Va. City Suspends 'Family' Rule
Thursday, January 5, 2006
Manassas has suspended enforcement of an ordinance that makes it illegal in most cases for extended relatives such as aunts, uncles and cousins to live together as a family, city officials said yesterday.
The City Council is considering its options, including the possibility of repealing the ordinance, which was overwhelmingly affecting Latino residents and has been harshly criticized in recent days by civil rights and fair housing groups.
"Our responsibility is to protect the safety, health and well being of our citizens," council member J. Steven Randolph (I) said after a meeting with the city manager last night. "But how we do that is limited by a number of factors. We are sworn, and rightfully so, to support the state and federal constitution, and we have to make sure that what we do is reasonable and not arbitrary."
Earlier in the day, the American Civil Liberties Union of Virginia announced it would challenge the ordinance, calling it "an unconstitutional government infringement" on the rights of families and a tool to target families based on nationality.
The ordinance, adopted Dec. 5, changed a definition of family in the city's zoning code so that with few exceptions single-family homes in Manassas were restricted to immediate relatives, even if the total number was below the legal occupancy limit. The council plans to discuss the ordinance at a public meeting Monday night.
The rule was being enforced only when complaints about infractions were received, and overwhelmingly, city officials said, complaints in the tidy, mostly white suburb were aimed at members of the city's rapidly growing Latino population, often immigrants living with extended relatives to help defray housing costs.
In a written statement, city officials have said the rule was devised to address problems associated with overcrowding. But Randolph and other elected officials have said it was designed to combat all sorts of problems associated with people assumed to be illegal immigrants -- including parking, tight school budgets and strapped social services.
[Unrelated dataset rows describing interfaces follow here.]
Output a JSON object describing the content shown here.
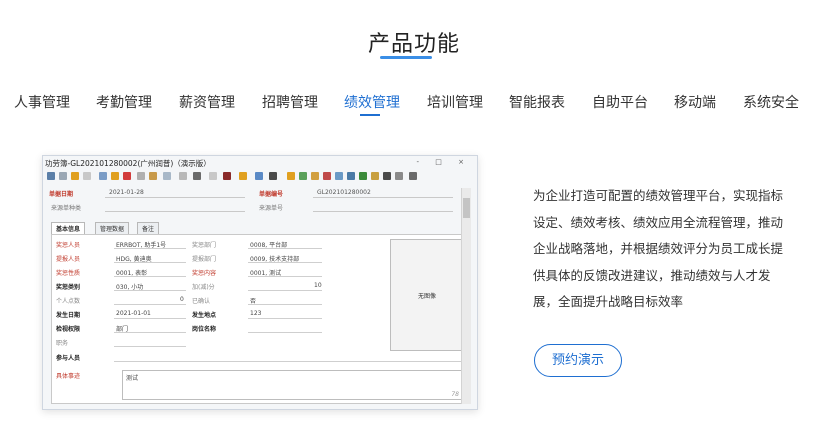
{
  "section": {
    "title": "产品功能"
  },
  "tabs": [
    {
      "label": "人事管理",
      "active": false
    },
    {
      "label": "考勤管理",
      "active": false
    },
    {
      "label": "薪资管理",
      "active": false
    },
    {
      "label": "招聘管理",
      "active": false
    },
    {
      "label": "绩效管理",
      "active": true
    },
    {
      "label": "培训管理",
      "active": false
    },
    {
      "label": "智能报表",
      "active": false
    },
    {
      "label": "自助平台",
      "active": false
    },
    {
      "label": "移动端",
      "active": false
    },
    {
      "label": "系统安全",
      "active": false
    }
  ],
  "screenshot": {
    "window_title": "功劳簿-GL202101280002(广州润普)（演示版）",
    "window_controls": "- □ ×",
    "header": {
      "date_label": "单据日期",
      "date_value": "2021-01-28",
      "doc_no_label": "单据编号",
      "doc_no_value": "GL202101280002",
      "source_type_label": "来源单种类",
      "source_no_label": "来源单号"
    },
    "subtabs": [
      "基本信息",
      "管理数据",
      "备注"
    ],
    "fields": {
      "reward_person_label": "奖惩人员",
      "reward_person_value": "ERRBOT, 助手1号",
      "reward_dept_label": "奖惩部门",
      "reward_dept_value": "0008, 平台部",
      "reporter_label": "提报人员",
      "reporter_value": "HDG, 黄迪奥",
      "report_dept_label": "提报部门",
      "report_dept_value": "0009, 技术支持部",
      "nature_label": "奖惩性质",
      "nature_value": "0001, 表彰",
      "content_label": "奖惩内容",
      "content_value": "0001, 测试",
      "category_label": "奖惩类别",
      "category_value": "030, 小功",
      "points_label": "加(减)分",
      "points_value": "10",
      "personal_points_label": "个人点数",
      "personal_points_value": "0",
      "confirmed_label": "已确认",
      "confirmed_value": "否",
      "occur_date_label": "发生日期",
      "occur_date_value": "2021-01-01",
      "location_label": "发生地点",
      "location_value": "123",
      "permission_label": "检视权限",
      "permission_value": "部门",
      "position_label": "岗位名称",
      "duty_label": "职务",
      "participants_label": "参与人员",
      "details_label": "具体事迹",
      "details_value": "测试",
      "details_count": "78",
      "no_image": "无图像"
    }
  },
  "description": "为企业打造可配置的绩效管理平台，实现指标设定、绩效考核、绩效应用全流程管理，推动企业战略落地，并根据绩效评分为员工成长提供具体的反馈改进建议，推动绩效与人才发展，全面提升战略目标效率",
  "cta": {
    "label": "预约演示"
  },
  "colors": {
    "accent": "#1f6fd1",
    "underline": "#3a8ee6",
    "required_label": "#c0392b"
  }
}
"I'd rather do our best and try to do something than be like the federal government and the state government and ignore this," Randolph said. "We may not have crafted the best document, but I'm willing to work with it. If we need to make changes . . . we'll make the changes. It's good we're having this open dialogue."
In addition to the ACLU, other civil rights and fair housing groups have lined up to fight the ordinance. One, the Equal Rights Center, has called on the Justice Department to investigate possible violations of the federal Fair Housing Act.
Rabbi Bruce Kahn, executive director of the center, said his group, along with Tenants and Workers United, another fair housing group, would canvass the streets of Manassas today, passing out fliers informing Spanish-speaking residents of their rights and explaining how to fight the ordinance.
Meanwhile, on the Internet, the cause of the Manassas ordinance was taken up by a group called American Renaissance, which advocates white nationalism.
"I just emailed Mayor [Douglas] Waldron and the Manassas City Council to congratulate them on their COURAGE and INTEGRITY in defending their city against the Mexican invasion," one person wrote in a posting on the group's Web site.
The mayor, city manager and city attorney have not returned several phone calls for comment.
The ACLU and other groups have accused the city of addressing problems by pandering to racial fears, instead of using a more constructive approach, such as creating more affordable housing.
Most have pointed to a 1977 U.S. Supreme Court ruling that struck down a similar ordinance adopted by the City of East Cleveland, Ohio. In his opinion, Justice Lewis F. Powell Jr. said the ordinance was an unjustified intrusion on the rights of family and privacy found in the 14th Amendment.
"No one is saying that Manassas can't reasonably regulate the number of people living together for health and safety purposes," said Kent Willis, executive director of the ACLU of Virginia. "But the government has no right to tell me that my aunt or nephew can't live under the same roof with me."
Randolph said last night that the city had found itself in a highly frustrating situation.
"We're dealing with illegal immigration and a number of other issues, too -- health care, education," he said. "We have a Congress now that, at the time local jurisdictions need help, they're cutting benefits and programs to help the most needy. And that has an impact on local government. We're really the bottom of the safety net."